CHARLOTTE – Local newlyweds Sarah Jones and Doug Tayler were caught off guard towards the end of their wedding celebration when management from the event venue demanded their merch cut, bewildered sources confirmed.
“Things started feeling funny a few days ago when we started getting emails about merch counts, and whether or not we were providing someone to work the merch table or not” said bride, Sarah Jones. “It just doesn’t seem fair. The budget was already so tight to make this night happen and wanted to provide gifts for attendees, like mugs, hats, and little bottles of whiskey with our names on them, to remember tonight. Before we jumped into the limo to go off to the hotel I got pulled aside by the event coordinator to ‘settle up’ which required us to go over every bit of inventory, we didn’t end up leaving until 4 a.m. because of it.”

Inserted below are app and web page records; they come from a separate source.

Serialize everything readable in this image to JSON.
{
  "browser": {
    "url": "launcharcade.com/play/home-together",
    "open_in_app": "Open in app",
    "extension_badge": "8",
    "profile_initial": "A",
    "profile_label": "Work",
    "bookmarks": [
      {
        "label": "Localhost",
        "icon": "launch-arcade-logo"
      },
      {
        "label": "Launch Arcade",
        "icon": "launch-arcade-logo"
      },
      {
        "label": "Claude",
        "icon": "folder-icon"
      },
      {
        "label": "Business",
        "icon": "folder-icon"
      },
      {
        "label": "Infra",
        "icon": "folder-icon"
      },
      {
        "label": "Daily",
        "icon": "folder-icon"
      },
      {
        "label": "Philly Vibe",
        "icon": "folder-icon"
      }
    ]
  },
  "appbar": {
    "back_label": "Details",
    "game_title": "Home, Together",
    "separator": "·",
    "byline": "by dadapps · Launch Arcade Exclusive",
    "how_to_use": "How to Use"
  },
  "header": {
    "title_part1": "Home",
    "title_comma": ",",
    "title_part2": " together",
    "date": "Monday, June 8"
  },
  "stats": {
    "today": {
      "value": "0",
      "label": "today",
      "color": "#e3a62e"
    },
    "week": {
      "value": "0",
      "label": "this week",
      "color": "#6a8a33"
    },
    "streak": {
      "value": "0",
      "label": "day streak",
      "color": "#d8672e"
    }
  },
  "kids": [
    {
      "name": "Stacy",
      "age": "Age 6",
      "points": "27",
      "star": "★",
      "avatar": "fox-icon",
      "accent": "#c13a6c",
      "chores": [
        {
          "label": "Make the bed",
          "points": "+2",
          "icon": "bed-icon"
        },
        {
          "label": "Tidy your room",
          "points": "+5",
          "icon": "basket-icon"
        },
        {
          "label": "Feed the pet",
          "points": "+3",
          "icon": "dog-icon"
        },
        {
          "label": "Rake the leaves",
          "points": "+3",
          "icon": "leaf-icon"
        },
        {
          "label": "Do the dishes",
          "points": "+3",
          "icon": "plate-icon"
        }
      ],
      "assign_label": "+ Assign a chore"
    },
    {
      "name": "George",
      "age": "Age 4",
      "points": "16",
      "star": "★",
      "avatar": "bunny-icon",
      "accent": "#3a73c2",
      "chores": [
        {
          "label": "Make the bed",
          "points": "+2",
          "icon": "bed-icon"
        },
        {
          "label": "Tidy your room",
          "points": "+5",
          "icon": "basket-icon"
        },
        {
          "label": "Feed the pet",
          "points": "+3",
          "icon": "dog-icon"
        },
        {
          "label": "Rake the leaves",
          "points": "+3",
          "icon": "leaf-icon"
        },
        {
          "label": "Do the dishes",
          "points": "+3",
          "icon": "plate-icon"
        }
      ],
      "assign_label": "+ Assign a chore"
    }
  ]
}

Venue officials reached for comment say this is just where the business is headed.
“Listen, I run a respectable business and the economic conditions have required us to get creative,” said Mirage Event Hall manager, Vinnie Spears. “I understand wedding parties pay for the use of our space and to stock the bar and catering, but when we saw that monogrammed tote bag with a heart and the wedding date, I knew we needed a piece of that as well. We’ve literally contributed nothing to the creation of this expression of love and commitment, but without the use of our space, where would they be? Business is business.”

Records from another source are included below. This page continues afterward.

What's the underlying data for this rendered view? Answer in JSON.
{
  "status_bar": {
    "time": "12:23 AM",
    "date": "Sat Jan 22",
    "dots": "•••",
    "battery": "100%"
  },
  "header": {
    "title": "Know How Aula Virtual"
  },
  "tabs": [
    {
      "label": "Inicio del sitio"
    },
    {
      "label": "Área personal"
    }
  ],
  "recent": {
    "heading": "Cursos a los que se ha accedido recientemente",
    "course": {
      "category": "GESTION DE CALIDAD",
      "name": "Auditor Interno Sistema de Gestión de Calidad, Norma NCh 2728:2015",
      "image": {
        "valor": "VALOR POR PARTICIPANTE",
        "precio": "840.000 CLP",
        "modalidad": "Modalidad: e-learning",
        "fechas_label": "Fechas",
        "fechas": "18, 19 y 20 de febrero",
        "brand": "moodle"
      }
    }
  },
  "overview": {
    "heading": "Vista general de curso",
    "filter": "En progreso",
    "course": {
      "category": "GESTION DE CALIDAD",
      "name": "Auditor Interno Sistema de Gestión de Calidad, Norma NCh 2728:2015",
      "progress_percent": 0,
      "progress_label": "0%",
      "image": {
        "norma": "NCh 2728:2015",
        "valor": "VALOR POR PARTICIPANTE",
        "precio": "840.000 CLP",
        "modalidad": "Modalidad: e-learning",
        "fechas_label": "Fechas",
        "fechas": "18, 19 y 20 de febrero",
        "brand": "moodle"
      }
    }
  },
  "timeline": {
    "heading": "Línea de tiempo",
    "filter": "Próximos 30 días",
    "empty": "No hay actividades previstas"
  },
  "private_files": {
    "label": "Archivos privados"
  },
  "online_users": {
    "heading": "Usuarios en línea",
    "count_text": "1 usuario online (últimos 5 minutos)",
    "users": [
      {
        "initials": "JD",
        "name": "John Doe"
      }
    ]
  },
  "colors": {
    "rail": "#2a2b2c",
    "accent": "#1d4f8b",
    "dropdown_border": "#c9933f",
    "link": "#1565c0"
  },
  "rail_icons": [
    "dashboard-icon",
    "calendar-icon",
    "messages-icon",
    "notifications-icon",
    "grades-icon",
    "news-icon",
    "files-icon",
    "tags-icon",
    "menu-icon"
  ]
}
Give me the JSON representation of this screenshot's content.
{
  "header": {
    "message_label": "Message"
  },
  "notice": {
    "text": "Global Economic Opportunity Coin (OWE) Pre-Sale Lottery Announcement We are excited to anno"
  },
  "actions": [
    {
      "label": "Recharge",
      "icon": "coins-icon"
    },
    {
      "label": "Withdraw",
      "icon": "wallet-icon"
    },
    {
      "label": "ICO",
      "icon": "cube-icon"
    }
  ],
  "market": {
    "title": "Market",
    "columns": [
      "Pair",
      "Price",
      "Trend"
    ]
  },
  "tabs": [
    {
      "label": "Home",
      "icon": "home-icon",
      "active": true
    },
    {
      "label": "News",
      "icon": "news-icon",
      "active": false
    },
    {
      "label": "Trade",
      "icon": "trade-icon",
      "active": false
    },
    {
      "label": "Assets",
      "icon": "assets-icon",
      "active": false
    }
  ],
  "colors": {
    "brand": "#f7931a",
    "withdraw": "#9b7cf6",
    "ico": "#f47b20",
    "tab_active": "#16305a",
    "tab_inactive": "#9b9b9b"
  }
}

Noting several factors involved in the evolution of this practice, industry consultant, Jessica Lambert, applauded the innovative and ruthless practice.

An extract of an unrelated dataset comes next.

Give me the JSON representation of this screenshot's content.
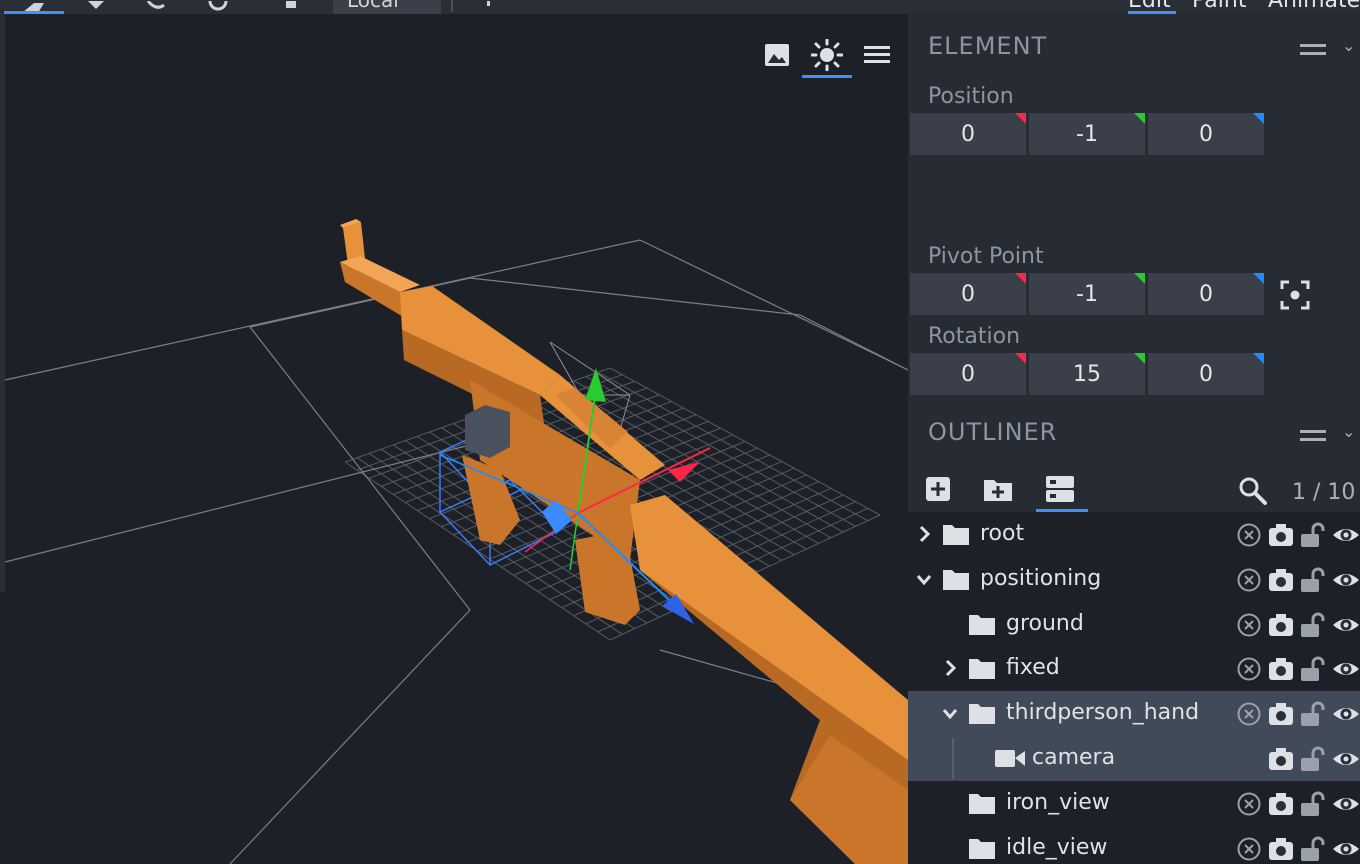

“Honestly, it’s kinda brilliant and represents the future of this industry,” said Lambert. “Venues are still working through their disputes with live acts at our venues concerning merch cuts, and weddings hadn’t even crossed our minds. These revenue streams are crucial to us remaining viable, as we rebound from the economic conditions of the last few years, the negative press on this issue, and our crippling feelings of inferiority which spawn our entitlement. Although, I would’ve secured rights to their first born.”
Seeing an opportunity, Crazy Uncle Karl, announced he would be selling fee-free bootleg wedding merch across the street in the parking lot.